PROBLEM TO WORK ON:
Every line of the records must be repeated exactly; pictures stay out.

RAW DATA:
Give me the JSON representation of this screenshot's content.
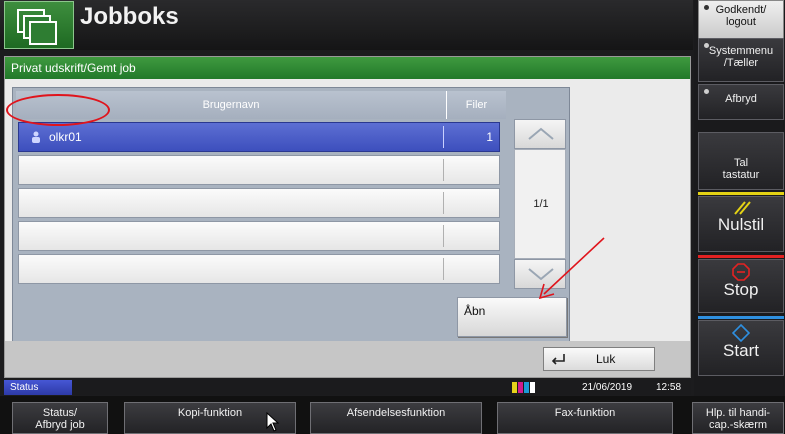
{
  "header": {
    "title": "Jobboks",
    "icon": "jobbox-folders-icon"
  },
  "panel": {
    "title": "Privat udskrift/Gemt job",
    "columns": {
      "user": "Brugernavn",
      "files": "Filer"
    },
    "rows": [
      {
        "user": "olkr01",
        "files": "1",
        "selected": true
      },
      {
        "user": "",
        "files": ""
      },
      {
        "user": "",
        "files": ""
      },
      {
        "user": "",
        "files": ""
      },
      {
        "user": "",
        "files": ""
      }
    ],
    "page_indicator": "1/1",
    "open_label": "Åbn",
    "close_label": "Luk"
  },
  "status": {
    "label": "Status",
    "date": "21/06/2019",
    "time": "12:58"
  },
  "func_bar": {
    "status_cancel": "Status/\nAfbryd job",
    "copy": "Kopi-funktion",
    "send": "Afsendelsesfunktion",
    "fax": "Fax-funktion",
    "accessibility": "Hlp. til handi-\ncap.-skærm"
  },
  "side": {
    "login": "Godkendt/\nlogout",
    "system_menu": "Systemmenu\n/Tæller",
    "interrupt": "Afbryd",
    "numpad": "Tal\ntastatur",
    "reset": "Nulstil",
    "stop": "Stop",
    "start": "Start"
  },
  "colors": {
    "title_green": "#2f8a33",
    "selected_row": "#4b5dc8",
    "annotation_red": "#e0141c",
    "status_blue": "#3a48c0"
  }
}
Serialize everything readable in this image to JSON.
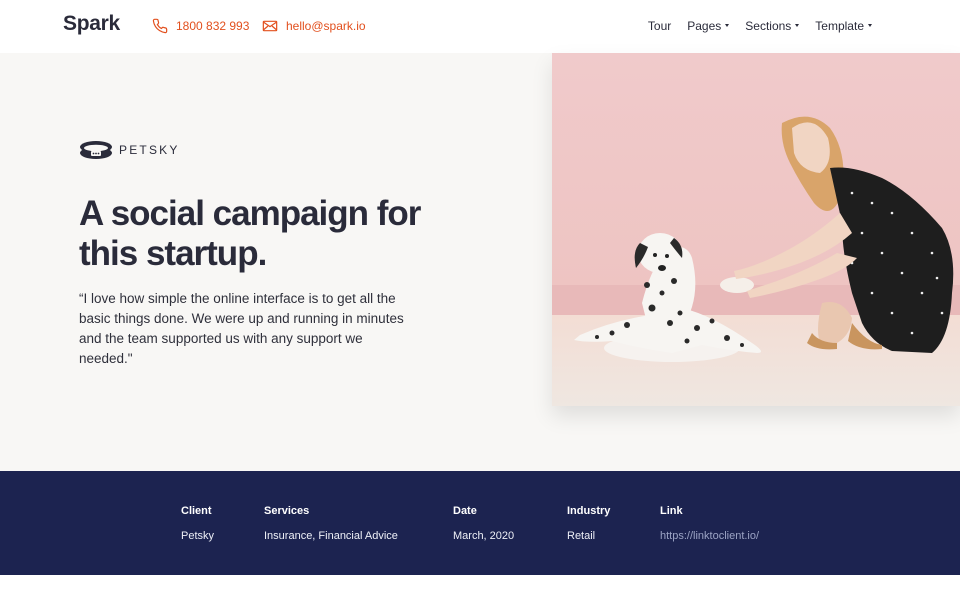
{
  "header": {
    "brand": "Spark",
    "phone": "1800 832 993",
    "email": "hello@spark.io",
    "nav": [
      {
        "label": "Tour",
        "dropdown": false
      },
      {
        "label": "Pages",
        "dropdown": true
      },
      {
        "label": "Sections",
        "dropdown": true
      },
      {
        "label": "Template",
        "dropdown": true
      }
    ]
  },
  "hero": {
    "client_logo_text": "PETSKY",
    "headline": "A social campaign for this startup.",
    "quote": "“I love how simple the online interface is to get all the basic things done. We were up and running in minutes and the team supported us with any support we needed.\""
  },
  "details": [
    {
      "label": "Client",
      "value": "Petsky"
    },
    {
      "label": "Services",
      "value": "Insurance, Financial Advice"
    },
    {
      "label": "Date",
      "value": "March, 2020"
    },
    {
      "label": "Industry",
      "value": "Retail"
    },
    {
      "label": "Link",
      "value": "https://linktoclient.io/"
    }
  ],
  "colors": {
    "accent": "#e2501e",
    "footer_bg": "#1c2350",
    "hero_bg": "#f8f7f5",
    "text_dark": "#2a2b3a"
  },
  "icons": {
    "phone": "phone-icon",
    "email": "mail-icon",
    "client_logo": "collar-logo-icon"
  }
}
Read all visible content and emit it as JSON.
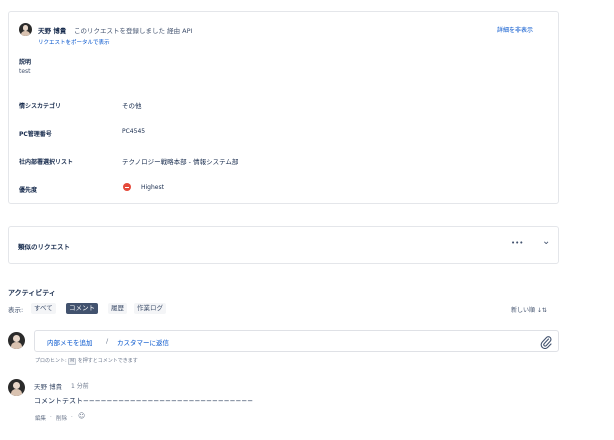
{
  "request": {
    "author": "天野 博貴",
    "action": "このリクエストを登録しました 経由 API",
    "portal_link": "リクエストをポータルで表示",
    "hide_details": "詳細を非表示",
    "description_label": "説明",
    "description_value": "test",
    "fields": [
      {
        "label": "情シスカテゴリ",
        "value": "その他"
      },
      {
        "label": "PC管理番号",
        "value": "PC4545"
      },
      {
        "label": "社内部署選択リスト",
        "value": "テクノロジー戦略本部 - 情報システム部"
      },
      {
        "label": "優先度",
        "value": "Highest"
      }
    ]
  },
  "similar": {
    "title": "類似のリクエスト",
    "more_icon": "•••",
    "chevron_icon": "⌄"
  },
  "activity": {
    "heading": "アクティビティ",
    "show_label": "表示:",
    "filters": [
      "すべて",
      "コメント",
      "履歴",
      "作業ログ"
    ],
    "active_filter": "コメント",
    "sort_label": "新しい順 ↓⇅"
  },
  "composer": {
    "internal_note": "内部メモを追加",
    "separator": "/",
    "reply_customer": "カスタマーに返信",
    "attach_icon": "paperclip-icon",
    "tip_prefix": "プロのヒント: ",
    "tip_key": "M",
    "tip_suffix": " を押すとコメントできます"
  },
  "comment": {
    "author": "天野 博貴",
    "time": "1 分前",
    "body": "コメントテスト−−−−−−−−−−−−−−−−−−−−−−−−−−−−−",
    "edit": "編集",
    "dot1": "·",
    "delete": "削除",
    "dot2": "·",
    "emoji_icon": "☺"
  },
  "colors": {
    "link": "#0052cc",
    "priority_highest": "#e5493a",
    "active_chip": "#42526e"
  }
}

EXPECTED OUTPUT:
Give me the JSON representation of this screenshot's content.
{
  "header": {
    "title": "Jobboks",
    "icon": "jobbox-folders-icon"
  },
  "panel": {
    "title": "Privat udskrift/Gemt job",
    "columns": {
      "user": "Brugernavn",
      "files": "Filer"
    },
    "rows": [
      {
        "user": "olkr01",
        "files": "1",
        "selected": true
      },
      {
        "user": "",
        "files": ""
      },
      {
        "user": "",
        "files": ""
      },
      {
        "user": "",
        "files": ""
      },
      {
        "user": "",
        "files": ""
      }
    ],
    "page_indicator": "1/1",
    "open_label": "Åbn",
    "close_label": "Luk"
  },
  "status": {
    "label": "Status",
    "date": "21/06/2019",
    "time": "12:58"
  },
  "func_bar": {
    "status_cancel": "Status/\nAfbryd job",
    "copy": "Kopi-funktion",
    "send": "Afsendelsesfunktion",
    "fax": "Fax-funktion",
    "accessibility": "Hlp. til handi-\ncap.-skærm"
  },
  "side": {
    "login": "Godkendt/\nlogout",
    "system_menu": "Systemmenu\n/Tæller",
    "interrupt": "Afbryd",
    "numpad": "Tal\ntastatur",
    "reset": "Nulstil",
    "stop": "Stop",
    "start": "Start"
  },
  "colors": {
    "title_green": "#2f8a33",
    "selected_row": "#4b5dc8",
    "annotation_red": "#e0141c",
    "status_blue": "#3a48c0"
  }
}
Serialize everything readable in this image to JSON.
{
  "header": {
    "brand": "Spark",
    "phone": "1800 832 993",
    "email": "hello@spark.io",
    "nav": [
      {
        "label": "Tour",
        "dropdown": false
      },
      {
        "label": "Pages",
        "dropdown": true
      },
      {
        "label": "Sections",
        "dropdown": true
      },
      {
        "label": "Template",
        "dropdown": true
      }
    ]
  },
  "hero": {
    "client_logo_text": "PETSKY",
    "headline": "A social campaign for this startup.",
    "quote": "“I love how simple the online interface is to get all the basic things done. We were up and running in minutes and the team supported us with any support we needed.\""
  },
  "details": [
    {
      "label": "Client",
      "value": "Petsky"
    },
    {
      "label": "Services",
      "value": "Insurance, Financial Advice"
    },
    {
      "label": "Date",
      "value": "March, 2020"
    },
    {
      "label": "Industry",
      "value": "Retail"
    },
    {
      "label": "Link",
      "value": "https://linktoclient.io/"
    }
  ],
  "colors": {
    "accent": "#e2501e",
    "footer_bg": "#1c2350",
    "hero_bg": "#f8f7f5",
    "text_dark": "#2a2b3a"
  },
  "icons": {
    "phone": "phone-icon",
    "email": "mail-icon",
    "client_logo": "collar-logo-icon"
  }
}
Read all visible content and emit it as JSON.
{
  "request": {
    "author": "天野 博貴",
    "action": "このリクエストを登録しました 経由 API",
    "portal_link": "リクエストをポータルで表示",
    "hide_details": "詳細を非表示",
    "description_label": "説明",
    "description_value": "test",
    "fields": [
      {
        "label": "情シスカテゴリ",
        "value": "その他"
      },
      {
        "label": "PC管理番号",
        "value": "PC4545"
      },
      {
        "label": "社内部署選択リスト",
        "value": "テクノロジー戦略本部 - 情報システム部"
      },
      {
        "label": "優先度",
        "value": "Highest"
      }
    ]
  },
  "similar": {
    "title": "類似のリクエスト",
    "more_icon": "•••",
    "chevron_icon": "⌄"
  },
  "activity": {
    "heading": "アクティビティ",
    "show_label": "表示:",
    "filters": [
      "すべて",
      "コメント",
      "履歴",
      "作業ログ"
    ],
    "active_filter": "コメント",
    "sort_label": "新しい順 ↓⇅"
  },
  "composer": {
    "internal_note": "内部メモを追加",
    "separator": "/",
    "reply_customer": "カスタマーに返信",
    "attach_icon": "paperclip-icon",
    "tip_prefix": "プロのヒント: ",
    "tip_key": "M",
    "tip_suffix": " を押すとコメントできます"
  },
  "comment": {
    "author": "天野 博貴",
    "time": "1 分前",
    "body": "コメントテスト−−−−−−−−−−−−−−−−−−−−−−−−−−−−−",
    "edit": "編集",
    "dot1": "·",
    "delete": "削除",
    "dot2": "·",
    "emoji_icon": "☺"
  },
  "colors": {
    "link": "#0052cc",
    "priority_highest": "#e5493a",
    "active_chip": "#42526e"
  }
}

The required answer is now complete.